> _What is needed_: When a line below contains the word "Remove", it counts toward the total; give that total and nothing besides.

> _Data extracts_:
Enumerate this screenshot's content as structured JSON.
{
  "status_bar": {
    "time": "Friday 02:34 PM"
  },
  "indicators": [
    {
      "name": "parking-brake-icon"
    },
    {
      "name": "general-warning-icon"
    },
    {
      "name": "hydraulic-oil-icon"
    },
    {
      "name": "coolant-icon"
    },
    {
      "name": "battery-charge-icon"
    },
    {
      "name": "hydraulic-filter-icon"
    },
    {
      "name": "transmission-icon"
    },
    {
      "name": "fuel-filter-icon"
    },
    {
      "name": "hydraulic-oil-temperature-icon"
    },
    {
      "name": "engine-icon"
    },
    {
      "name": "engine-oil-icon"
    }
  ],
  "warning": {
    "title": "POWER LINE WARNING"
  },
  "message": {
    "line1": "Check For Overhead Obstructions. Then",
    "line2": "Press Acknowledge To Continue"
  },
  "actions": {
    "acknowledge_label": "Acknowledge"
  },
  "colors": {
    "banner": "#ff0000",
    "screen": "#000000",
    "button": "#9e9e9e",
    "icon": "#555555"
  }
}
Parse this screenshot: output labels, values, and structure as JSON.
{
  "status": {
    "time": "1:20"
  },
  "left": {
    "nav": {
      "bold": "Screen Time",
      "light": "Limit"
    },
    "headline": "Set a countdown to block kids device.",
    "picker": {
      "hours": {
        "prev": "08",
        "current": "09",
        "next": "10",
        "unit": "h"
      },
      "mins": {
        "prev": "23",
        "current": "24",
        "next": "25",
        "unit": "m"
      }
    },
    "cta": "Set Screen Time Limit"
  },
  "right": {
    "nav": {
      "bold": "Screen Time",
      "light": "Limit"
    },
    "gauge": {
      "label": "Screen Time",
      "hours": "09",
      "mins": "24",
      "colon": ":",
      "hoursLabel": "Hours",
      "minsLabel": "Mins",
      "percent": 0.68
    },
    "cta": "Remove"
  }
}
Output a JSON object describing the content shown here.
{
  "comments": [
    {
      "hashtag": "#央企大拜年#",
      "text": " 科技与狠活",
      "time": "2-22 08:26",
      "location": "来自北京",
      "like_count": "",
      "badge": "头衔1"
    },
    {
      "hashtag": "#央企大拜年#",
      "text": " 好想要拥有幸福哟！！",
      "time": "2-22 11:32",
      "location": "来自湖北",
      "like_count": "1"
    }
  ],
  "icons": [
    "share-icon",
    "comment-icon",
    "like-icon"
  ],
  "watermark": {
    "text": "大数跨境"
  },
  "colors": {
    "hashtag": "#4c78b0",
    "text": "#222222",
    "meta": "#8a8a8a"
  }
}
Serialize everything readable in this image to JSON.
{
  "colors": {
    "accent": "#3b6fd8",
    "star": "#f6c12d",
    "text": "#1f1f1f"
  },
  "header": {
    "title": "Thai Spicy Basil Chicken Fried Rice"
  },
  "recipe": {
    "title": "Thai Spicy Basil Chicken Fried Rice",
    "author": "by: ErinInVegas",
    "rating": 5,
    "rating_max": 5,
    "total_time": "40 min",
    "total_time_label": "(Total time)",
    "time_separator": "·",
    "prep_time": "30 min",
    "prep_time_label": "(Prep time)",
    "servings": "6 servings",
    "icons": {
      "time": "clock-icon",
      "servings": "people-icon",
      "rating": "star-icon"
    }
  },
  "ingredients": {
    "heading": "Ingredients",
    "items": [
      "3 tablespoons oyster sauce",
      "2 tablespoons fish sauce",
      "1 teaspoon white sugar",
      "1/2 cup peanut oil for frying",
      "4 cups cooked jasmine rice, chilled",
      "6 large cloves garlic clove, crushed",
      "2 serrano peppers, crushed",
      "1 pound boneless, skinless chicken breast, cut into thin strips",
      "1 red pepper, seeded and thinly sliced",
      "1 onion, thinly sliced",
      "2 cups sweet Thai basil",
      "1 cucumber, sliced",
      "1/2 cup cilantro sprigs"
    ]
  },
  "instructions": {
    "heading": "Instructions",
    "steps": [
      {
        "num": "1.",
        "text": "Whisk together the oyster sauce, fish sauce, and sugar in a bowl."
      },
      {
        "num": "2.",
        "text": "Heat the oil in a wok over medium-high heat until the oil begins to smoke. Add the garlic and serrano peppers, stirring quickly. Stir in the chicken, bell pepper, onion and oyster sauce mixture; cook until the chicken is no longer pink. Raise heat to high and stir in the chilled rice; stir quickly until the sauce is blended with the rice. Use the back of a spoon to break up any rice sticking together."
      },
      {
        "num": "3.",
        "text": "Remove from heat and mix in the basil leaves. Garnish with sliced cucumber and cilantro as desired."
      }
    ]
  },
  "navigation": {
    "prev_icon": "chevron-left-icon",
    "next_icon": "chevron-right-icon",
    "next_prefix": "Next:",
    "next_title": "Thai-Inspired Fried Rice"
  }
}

> _Response to the task_: 2